Sponsored by:

Comment, blog & share photos

Log in | Become a member
The Honolulu Advertiser

Posted on: Monday, October 18, 2004

Storytellers bring memories to life

By Suzanne Roig
Advertiser Staff Writer

No matter how old you are, everyone has a story to tell.

It's all in the telling and the retelling that separates the yarns from the storytellers.

Yesterday afternoon, about two dozen people from elementary school students to retirees tried their hand at becoming better storytellers at the 16th annual Talk Story Festival at Ala Moana Beach Park's McCoy Pavilion. They learned how to gesture, use dialogue, describe the scene and the characters and express their emotions.

There was a Maui firefighter who wanted to tell better stories to his grandchildren, a home-schooling mother who wanted her children to learn more about oral history and storytelling as an art form, and another who wanted to become a better speaker.

The festival, put on by the city Department of Parks and Recreation and organized by storyteller Jeff Gere, was a three-day event featuring a variety of storytellers who told spooky stories on Friday, love stories on Saturday and stories of courage last night.

"Exercises like this show people how they can do it," Gere said. "Storytelling quantifies the values of a culture. I'm on a mission to infect people with a story."

Gere, who is the founder of the Talk Story Festival, is a master storyteller himself. He is best known for his performances of Vincent van Gogh and his shadow puppet show "The Arabian Nights." In his performances he uses words, gestures and different voices to bring stories to life, to make a movie in his audiences' imaginations.

The workshop is a natural step to sharing his talents with everyday folks, Gere said. "What we're doing today is taking our own memories and turning them into words that tell a story," he said. "We want to feel the story, all the colors, the bells and whistles. Help each other become better storytellers."

Wayne Garcia, a Foster Village resident, attended the workshop yesterday afternoon and took his childhood memory as a 10-year-old boy walking through a graveyard near a maximum-security prison that executed death-row inmates and where people unclaimed by their families were buried. Garcia said it gave him a scare that has stayed with him 30 years.
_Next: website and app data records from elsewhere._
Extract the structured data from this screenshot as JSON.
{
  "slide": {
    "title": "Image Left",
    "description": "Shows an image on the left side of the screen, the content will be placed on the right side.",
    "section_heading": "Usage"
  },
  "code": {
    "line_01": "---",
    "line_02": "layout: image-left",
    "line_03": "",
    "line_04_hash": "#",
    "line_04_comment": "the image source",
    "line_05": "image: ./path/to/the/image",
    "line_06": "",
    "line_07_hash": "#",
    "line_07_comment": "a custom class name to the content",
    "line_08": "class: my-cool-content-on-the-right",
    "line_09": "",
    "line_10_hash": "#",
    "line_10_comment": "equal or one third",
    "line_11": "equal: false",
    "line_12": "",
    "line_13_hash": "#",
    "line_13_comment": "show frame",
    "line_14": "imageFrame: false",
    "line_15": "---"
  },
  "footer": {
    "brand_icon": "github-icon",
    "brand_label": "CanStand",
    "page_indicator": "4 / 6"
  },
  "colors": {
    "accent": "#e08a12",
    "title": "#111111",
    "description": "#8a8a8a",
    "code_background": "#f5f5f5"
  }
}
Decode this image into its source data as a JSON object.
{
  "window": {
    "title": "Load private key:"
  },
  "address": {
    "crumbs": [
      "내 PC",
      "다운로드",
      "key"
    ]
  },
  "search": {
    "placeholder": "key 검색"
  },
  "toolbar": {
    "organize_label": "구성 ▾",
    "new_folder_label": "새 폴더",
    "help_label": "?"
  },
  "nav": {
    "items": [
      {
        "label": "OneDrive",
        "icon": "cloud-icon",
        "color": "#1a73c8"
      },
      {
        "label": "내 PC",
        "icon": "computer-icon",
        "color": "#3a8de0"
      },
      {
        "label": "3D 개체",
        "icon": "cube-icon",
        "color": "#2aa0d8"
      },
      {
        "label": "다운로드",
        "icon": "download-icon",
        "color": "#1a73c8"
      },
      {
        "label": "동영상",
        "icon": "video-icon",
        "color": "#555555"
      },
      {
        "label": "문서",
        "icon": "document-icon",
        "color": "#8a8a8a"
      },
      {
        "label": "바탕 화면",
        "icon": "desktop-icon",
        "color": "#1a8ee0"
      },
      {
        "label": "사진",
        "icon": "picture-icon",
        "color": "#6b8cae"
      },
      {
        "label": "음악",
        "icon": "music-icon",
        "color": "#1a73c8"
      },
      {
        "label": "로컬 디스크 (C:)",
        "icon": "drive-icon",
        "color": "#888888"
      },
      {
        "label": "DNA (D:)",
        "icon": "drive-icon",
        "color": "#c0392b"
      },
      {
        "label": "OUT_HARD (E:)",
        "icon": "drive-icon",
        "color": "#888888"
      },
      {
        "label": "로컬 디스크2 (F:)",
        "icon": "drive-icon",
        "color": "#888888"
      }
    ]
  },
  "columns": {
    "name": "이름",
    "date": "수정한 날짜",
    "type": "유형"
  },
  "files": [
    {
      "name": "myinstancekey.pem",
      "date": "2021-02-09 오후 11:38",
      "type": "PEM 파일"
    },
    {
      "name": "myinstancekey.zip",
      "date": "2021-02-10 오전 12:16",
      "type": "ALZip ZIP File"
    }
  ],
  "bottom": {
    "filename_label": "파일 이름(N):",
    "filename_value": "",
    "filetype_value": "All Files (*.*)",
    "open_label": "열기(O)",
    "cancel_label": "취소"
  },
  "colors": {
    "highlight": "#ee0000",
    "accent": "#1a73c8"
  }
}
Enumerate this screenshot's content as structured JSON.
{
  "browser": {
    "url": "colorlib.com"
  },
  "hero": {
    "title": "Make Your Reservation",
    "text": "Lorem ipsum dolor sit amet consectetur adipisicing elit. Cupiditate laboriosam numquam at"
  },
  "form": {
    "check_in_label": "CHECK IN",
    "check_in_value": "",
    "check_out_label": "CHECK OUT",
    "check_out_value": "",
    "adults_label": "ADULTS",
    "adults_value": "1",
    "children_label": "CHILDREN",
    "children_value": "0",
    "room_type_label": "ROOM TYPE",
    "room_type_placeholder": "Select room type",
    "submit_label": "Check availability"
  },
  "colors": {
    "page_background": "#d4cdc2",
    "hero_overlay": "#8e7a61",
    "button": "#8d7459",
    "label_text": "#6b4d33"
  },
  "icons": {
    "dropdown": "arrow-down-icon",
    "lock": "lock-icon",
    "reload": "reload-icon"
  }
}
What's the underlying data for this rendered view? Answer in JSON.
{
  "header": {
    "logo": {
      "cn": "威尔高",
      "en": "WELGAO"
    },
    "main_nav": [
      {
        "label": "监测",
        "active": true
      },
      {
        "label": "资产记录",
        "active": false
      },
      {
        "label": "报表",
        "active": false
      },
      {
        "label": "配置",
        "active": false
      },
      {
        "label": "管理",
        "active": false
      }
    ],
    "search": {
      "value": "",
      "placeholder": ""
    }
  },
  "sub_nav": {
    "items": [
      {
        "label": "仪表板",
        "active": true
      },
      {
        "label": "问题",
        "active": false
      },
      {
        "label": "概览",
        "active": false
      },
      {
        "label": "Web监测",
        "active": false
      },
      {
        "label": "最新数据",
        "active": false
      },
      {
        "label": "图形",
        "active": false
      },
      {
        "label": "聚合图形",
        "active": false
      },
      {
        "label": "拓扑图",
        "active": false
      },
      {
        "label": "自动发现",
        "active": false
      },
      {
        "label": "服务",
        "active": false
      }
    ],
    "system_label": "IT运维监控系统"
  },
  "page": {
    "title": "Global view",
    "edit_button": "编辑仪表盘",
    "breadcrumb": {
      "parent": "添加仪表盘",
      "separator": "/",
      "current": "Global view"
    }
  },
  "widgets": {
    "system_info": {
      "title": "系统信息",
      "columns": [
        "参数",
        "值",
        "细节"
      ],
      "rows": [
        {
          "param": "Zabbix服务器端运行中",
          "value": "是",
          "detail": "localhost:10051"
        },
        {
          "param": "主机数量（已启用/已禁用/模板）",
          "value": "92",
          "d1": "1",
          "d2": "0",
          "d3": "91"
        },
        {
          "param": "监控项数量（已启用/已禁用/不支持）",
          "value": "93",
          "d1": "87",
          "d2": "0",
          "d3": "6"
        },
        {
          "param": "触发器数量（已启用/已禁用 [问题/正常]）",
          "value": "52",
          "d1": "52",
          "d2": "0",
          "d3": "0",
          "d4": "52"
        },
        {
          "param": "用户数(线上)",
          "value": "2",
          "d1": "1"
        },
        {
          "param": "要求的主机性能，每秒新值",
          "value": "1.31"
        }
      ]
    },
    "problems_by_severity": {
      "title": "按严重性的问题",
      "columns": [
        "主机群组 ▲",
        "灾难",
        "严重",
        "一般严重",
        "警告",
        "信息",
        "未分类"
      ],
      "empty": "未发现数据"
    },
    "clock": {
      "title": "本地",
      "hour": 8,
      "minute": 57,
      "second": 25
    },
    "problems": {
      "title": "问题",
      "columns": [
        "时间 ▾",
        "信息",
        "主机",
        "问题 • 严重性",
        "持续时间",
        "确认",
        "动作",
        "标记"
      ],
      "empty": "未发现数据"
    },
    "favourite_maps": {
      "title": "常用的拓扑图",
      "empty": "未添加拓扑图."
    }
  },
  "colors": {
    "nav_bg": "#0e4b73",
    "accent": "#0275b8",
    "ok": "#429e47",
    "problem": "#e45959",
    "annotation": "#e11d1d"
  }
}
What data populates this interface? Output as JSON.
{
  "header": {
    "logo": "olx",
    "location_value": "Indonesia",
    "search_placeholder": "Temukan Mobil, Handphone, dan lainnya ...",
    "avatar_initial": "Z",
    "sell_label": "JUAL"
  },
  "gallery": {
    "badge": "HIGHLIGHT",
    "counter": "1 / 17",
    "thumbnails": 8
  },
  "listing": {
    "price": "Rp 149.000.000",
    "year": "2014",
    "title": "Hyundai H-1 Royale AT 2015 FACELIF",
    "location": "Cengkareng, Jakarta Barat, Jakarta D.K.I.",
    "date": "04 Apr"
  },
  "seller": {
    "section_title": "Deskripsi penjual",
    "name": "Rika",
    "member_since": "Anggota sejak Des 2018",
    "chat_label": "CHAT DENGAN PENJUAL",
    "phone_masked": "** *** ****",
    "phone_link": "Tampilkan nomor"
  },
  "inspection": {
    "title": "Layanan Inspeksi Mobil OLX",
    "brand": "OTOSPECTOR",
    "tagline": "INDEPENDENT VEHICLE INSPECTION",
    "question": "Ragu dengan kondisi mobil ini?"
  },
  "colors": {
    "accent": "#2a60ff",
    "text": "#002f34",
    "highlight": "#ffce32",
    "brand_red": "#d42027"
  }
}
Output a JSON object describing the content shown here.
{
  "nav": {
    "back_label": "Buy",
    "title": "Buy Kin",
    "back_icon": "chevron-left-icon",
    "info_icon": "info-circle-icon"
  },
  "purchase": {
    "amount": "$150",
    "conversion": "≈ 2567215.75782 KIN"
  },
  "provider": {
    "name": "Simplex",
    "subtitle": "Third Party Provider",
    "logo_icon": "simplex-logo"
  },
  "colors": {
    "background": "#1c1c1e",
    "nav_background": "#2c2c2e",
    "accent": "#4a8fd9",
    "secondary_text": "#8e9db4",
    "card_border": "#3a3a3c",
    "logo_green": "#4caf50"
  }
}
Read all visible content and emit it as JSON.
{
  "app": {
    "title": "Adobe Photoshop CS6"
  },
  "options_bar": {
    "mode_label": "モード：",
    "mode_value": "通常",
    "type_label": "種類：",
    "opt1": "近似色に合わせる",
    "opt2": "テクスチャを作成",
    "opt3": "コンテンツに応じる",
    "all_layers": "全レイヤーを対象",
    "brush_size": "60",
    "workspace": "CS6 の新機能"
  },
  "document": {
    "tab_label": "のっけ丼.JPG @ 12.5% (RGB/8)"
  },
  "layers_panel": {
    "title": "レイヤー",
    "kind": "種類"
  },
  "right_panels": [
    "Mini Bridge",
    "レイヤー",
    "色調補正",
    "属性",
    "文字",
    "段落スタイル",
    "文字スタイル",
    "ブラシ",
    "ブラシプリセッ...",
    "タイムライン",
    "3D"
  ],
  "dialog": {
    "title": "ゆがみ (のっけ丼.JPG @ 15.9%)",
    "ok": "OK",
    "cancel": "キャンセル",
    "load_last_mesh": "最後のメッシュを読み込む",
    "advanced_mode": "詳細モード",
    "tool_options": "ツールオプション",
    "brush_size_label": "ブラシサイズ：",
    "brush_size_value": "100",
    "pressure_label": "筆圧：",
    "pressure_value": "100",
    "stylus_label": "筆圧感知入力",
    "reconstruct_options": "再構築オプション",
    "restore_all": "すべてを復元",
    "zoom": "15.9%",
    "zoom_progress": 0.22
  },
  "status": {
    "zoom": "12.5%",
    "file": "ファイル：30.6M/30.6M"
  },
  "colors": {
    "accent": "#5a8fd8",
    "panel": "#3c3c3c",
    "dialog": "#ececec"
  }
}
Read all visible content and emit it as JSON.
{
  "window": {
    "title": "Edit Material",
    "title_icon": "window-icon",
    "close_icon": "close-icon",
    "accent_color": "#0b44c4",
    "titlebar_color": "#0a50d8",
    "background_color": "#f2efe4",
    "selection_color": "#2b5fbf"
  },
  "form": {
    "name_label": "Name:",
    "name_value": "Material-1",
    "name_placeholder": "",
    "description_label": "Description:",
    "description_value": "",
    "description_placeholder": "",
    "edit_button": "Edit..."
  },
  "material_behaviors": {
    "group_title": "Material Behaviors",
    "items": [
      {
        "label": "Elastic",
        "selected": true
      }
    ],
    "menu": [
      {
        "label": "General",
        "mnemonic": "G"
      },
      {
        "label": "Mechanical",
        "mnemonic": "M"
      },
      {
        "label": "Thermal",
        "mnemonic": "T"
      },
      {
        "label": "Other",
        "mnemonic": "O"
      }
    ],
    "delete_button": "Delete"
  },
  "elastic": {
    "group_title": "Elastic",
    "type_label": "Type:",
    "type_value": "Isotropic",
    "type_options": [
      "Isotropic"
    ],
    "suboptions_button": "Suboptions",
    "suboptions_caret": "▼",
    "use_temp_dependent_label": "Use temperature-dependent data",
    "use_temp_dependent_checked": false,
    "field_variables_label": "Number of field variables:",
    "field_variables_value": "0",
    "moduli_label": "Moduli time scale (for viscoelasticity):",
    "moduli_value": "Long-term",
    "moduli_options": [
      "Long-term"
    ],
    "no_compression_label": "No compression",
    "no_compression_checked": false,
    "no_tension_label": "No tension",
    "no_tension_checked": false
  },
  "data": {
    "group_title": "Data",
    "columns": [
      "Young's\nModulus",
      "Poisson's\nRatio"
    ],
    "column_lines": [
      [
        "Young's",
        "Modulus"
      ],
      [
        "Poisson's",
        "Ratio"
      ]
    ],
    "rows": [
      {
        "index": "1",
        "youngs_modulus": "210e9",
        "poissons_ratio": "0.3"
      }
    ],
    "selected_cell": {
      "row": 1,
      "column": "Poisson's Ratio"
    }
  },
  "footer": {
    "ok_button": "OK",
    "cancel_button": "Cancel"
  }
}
A hand covered by leaves, he recalled, reached up from the grave and grabbed his leg. It turned out to be the hand of an older boy playing a prank on him.

As Garcia told his story to one person and then later to a second and a third person, he made changes to his delivery to make it more meaningful and scarier.

Reach Suzanne Roig at sroig@honoluluadvertiser.com or 395-8831.